This is the second of the books I was sent to review a few weeks ago, and it’s timely to do so now as Lisa Comfort has recently appeared in Kirstie Allsop’s new Channel 4 Show, Kirstie’s Vintage Home. I grew up in the era when home skills were taught in school, Domestic Science, we learnt to sew, dress-make and cook. I do have to admit to being hopeless whilst at school, but as a young married mum without a lot of cash it soon made sense to have the skills to repair and alter clothes, recycle dresses into baby clothes and run up a pair of curtains. Most women’s magazines had knitting patterns, some gave away paper patterns for dress making and amazing part work series were published teaching all sorts of skills from embroidery to macrame! (Such a useful skill – macrame plant pot holder anyone?)
All that seemed to get swept away in a great feminist rage against being hemmed in by domesticity to the point where you had to hide any desire to occupy yourself with a little light embroidery, and ‘homemade’ was considered an insult. Schools did away with cookery classes and sewing lessons and a whole generation were left without useful life skills such as sewing on a button or cooking.
That’s why I’m loving this whole re-emergence of making and upcycling, creating and recycling which is movement of the moment and Lisa Comfort’s book fits right in as an ideal starting point for anyone wanting to dip their toe in the creativity pool. Lisa charts her beginnings from stitching with her child-minder through the London College of Fashion to her sewing café and shop in Clapham, South London where she teaches the skills to be found in this book. If you’ve never threaded a needle let alone sewn on a button, never fear.

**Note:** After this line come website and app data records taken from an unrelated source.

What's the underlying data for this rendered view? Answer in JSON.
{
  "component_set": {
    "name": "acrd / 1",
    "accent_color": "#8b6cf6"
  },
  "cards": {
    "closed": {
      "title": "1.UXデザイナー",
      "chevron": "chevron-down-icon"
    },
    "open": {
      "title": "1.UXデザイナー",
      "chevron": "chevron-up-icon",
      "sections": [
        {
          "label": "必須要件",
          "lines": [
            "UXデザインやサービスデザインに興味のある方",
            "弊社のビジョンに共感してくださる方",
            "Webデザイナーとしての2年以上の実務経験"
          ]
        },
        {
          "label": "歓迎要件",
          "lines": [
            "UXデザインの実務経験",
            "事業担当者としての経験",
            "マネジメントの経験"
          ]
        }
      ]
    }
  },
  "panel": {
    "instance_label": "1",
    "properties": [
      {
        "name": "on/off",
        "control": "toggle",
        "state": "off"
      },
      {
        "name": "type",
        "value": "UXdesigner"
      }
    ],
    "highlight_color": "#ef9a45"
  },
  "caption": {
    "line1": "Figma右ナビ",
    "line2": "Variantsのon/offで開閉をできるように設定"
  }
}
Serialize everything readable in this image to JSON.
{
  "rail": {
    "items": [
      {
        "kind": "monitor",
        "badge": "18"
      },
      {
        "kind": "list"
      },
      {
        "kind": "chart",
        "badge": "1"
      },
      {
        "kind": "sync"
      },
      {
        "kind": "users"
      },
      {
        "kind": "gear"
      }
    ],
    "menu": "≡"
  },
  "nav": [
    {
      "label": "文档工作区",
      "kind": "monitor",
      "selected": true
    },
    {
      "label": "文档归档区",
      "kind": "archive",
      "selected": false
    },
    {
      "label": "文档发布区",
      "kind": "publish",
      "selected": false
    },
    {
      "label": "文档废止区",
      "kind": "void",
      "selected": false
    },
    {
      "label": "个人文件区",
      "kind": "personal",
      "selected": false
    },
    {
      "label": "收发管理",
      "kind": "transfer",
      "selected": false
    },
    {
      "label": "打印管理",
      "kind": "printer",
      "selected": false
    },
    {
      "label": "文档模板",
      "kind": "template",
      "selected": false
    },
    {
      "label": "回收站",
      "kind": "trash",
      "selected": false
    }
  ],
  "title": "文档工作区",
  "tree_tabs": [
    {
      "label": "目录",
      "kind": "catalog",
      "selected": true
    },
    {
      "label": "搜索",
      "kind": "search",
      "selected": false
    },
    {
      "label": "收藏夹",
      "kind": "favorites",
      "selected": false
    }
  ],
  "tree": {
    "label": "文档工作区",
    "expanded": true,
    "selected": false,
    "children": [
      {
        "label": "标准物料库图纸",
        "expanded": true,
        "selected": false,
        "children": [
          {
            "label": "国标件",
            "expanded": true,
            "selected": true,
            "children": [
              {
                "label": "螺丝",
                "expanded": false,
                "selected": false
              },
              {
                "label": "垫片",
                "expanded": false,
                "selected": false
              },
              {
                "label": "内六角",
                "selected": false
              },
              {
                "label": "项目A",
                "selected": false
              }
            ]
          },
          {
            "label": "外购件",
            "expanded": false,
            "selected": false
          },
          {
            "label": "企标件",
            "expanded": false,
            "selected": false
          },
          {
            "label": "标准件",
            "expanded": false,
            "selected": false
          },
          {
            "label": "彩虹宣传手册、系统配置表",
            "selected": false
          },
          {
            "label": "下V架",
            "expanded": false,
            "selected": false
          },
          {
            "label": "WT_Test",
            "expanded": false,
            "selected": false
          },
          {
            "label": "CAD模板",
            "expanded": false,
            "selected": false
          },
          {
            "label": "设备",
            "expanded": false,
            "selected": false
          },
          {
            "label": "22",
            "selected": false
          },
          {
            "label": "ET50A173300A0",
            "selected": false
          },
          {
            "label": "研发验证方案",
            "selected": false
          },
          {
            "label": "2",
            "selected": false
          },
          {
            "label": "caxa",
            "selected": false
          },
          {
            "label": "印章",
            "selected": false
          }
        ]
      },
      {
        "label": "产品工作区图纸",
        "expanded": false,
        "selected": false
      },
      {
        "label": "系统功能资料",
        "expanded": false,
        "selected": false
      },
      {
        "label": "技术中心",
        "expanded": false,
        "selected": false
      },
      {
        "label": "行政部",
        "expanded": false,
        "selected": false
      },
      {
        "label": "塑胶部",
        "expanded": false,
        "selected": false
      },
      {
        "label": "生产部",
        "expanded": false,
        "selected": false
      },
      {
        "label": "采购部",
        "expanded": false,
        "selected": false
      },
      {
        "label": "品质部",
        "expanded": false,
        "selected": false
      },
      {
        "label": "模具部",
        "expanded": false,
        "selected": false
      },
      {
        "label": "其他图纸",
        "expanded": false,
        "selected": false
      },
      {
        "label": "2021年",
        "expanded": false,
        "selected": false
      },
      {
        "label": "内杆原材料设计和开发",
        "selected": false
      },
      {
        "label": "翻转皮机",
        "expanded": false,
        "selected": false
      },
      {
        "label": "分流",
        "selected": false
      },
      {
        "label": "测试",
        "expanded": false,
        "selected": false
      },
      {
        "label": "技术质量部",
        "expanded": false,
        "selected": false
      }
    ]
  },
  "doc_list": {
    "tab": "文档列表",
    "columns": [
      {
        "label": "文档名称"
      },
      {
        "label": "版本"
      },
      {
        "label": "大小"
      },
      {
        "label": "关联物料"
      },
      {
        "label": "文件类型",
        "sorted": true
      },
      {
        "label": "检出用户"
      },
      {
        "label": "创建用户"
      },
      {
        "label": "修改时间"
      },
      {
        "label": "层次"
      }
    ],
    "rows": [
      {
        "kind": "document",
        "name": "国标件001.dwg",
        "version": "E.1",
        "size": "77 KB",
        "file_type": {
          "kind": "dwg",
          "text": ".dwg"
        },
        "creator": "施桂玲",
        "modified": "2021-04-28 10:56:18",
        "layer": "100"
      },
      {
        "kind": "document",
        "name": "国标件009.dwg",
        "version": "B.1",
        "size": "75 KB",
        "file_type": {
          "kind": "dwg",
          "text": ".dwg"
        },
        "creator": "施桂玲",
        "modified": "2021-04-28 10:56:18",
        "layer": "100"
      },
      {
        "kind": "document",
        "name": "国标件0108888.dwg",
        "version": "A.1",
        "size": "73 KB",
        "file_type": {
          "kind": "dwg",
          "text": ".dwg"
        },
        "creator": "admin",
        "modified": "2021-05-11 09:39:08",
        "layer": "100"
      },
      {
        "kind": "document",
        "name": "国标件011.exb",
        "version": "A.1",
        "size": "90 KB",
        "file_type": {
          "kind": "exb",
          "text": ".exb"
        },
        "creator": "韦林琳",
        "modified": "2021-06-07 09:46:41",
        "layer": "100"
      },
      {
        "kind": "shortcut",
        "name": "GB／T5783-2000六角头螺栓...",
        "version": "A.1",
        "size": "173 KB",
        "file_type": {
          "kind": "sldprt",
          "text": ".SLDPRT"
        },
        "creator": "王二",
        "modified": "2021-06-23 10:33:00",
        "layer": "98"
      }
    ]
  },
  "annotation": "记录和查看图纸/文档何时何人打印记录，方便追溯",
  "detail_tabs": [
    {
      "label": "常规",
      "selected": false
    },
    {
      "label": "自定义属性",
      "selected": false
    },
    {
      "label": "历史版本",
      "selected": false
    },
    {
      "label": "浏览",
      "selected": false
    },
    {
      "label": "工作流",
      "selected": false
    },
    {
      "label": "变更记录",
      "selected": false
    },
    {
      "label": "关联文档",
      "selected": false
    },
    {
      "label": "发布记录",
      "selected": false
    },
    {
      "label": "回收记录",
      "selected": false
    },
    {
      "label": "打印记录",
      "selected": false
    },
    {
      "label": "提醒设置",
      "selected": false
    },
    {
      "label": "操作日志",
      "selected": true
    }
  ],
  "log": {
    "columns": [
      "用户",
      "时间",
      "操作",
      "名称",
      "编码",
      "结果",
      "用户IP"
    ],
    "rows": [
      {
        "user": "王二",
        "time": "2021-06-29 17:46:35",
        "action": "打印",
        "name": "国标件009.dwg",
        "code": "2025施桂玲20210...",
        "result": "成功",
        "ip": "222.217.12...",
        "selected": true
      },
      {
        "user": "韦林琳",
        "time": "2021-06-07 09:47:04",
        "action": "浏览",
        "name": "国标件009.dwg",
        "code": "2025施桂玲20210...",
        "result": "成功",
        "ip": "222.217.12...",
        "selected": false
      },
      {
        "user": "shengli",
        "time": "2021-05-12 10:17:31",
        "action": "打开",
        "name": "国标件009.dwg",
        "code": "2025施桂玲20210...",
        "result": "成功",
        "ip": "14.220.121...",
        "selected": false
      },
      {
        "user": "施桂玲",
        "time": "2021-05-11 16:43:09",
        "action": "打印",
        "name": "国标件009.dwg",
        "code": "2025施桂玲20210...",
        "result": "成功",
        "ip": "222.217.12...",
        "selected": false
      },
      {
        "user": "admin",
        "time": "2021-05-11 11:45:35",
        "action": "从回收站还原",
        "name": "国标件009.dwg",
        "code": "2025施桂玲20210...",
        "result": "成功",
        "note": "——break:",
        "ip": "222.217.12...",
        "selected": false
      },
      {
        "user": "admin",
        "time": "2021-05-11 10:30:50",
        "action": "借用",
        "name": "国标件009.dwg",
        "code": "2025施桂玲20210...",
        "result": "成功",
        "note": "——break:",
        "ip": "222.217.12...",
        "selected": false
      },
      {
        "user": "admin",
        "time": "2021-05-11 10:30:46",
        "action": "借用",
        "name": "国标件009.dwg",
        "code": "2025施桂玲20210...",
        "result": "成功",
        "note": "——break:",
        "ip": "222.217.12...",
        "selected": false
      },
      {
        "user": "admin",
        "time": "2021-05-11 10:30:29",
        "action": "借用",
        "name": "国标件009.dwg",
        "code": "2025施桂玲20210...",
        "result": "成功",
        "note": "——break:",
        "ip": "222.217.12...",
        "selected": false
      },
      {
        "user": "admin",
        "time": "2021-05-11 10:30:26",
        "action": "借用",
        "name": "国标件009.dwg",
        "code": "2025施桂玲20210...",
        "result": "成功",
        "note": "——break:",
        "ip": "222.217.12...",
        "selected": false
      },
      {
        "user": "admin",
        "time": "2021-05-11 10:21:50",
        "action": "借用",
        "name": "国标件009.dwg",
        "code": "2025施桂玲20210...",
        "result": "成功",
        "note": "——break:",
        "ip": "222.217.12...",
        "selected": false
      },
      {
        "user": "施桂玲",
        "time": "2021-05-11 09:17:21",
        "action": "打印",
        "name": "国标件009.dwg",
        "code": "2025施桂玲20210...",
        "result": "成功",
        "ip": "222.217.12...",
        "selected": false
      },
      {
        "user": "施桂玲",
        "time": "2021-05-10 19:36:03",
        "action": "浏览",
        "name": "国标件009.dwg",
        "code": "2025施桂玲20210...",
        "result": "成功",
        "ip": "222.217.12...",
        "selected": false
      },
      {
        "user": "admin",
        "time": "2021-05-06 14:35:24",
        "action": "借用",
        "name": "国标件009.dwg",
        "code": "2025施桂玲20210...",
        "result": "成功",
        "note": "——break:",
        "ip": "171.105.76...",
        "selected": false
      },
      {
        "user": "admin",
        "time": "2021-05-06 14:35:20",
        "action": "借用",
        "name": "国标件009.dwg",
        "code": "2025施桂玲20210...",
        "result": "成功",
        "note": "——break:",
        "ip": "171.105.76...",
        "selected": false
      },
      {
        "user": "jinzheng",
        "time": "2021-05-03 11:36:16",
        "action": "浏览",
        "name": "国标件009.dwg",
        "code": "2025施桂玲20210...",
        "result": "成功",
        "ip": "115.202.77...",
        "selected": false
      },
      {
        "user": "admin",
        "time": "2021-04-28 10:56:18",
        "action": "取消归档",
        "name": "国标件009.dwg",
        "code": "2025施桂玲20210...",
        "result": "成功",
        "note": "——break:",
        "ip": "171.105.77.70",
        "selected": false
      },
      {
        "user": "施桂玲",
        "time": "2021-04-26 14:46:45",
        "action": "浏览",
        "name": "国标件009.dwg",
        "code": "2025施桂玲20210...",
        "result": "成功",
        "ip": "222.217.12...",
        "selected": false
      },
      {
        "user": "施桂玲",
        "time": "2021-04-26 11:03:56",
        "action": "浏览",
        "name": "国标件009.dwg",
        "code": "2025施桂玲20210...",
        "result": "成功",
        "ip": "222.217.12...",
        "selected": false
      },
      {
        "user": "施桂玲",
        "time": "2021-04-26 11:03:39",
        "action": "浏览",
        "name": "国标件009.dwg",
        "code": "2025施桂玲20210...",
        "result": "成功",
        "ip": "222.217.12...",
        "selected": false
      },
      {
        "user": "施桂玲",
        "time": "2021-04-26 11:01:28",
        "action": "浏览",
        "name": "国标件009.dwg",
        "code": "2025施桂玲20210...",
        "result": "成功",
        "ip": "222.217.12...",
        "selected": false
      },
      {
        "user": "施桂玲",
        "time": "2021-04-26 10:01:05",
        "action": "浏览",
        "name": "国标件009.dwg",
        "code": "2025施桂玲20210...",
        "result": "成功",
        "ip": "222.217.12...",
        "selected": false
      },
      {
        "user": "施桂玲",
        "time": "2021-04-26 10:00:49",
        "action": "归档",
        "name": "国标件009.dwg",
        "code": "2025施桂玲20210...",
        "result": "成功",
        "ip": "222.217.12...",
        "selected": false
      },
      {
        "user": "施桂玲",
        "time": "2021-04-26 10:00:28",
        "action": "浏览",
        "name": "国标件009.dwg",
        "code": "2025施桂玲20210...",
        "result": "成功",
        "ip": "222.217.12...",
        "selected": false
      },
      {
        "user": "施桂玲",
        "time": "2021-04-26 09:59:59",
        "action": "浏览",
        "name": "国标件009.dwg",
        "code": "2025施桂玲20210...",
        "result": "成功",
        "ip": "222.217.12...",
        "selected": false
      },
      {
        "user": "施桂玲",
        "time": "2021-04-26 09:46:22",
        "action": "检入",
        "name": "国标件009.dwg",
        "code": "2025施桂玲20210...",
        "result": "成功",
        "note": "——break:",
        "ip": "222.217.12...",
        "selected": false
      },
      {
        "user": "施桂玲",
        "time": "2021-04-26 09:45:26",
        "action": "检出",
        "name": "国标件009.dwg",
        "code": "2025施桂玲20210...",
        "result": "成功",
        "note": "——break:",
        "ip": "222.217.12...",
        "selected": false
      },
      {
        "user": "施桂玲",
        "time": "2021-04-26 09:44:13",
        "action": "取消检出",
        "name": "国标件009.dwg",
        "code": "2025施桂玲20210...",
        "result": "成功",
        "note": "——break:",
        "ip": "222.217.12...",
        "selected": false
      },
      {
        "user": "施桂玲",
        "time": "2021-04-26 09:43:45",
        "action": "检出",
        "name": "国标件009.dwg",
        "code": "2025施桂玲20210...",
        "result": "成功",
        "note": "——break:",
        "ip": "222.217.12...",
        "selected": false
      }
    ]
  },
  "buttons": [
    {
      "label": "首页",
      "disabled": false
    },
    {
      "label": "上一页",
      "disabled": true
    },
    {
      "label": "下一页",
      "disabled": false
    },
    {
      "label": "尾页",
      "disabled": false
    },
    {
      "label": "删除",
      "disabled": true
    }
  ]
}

Lisa starts you off at the very beginning introducing you to the needle and thread, the mysteries of the sewing machine, customising and altering your clothes, making accessories and finally measuring yourself and making a skirt from scratch.
This is not a book for a seasoned dressmaker but I would definitely recommend this to a complete sewing novice needing a virtual hand to hold and guidance starting out on their sewing journey. Probably it would be helpful to have a hands on lesson if you’ve never used a sewing machine but I believe shops like John Lewis offer this when you buy a machine from them. Apart from that, all that is needed is a little imagination and Lisa’s know how and tips. The projects are clearly illustrated and explained, and the book as a whole is colourful and appealing, the photography is inspiring, a great Christmas present idea for a aspiring stitcher !
The ‘Sew Over It’ book is published by Ebury Press and available to buy from Lisa’s on-line shop of the same name, (which is a rather dangerous place to visit if you happen to like fabrics, and buttons, and haberdashery….)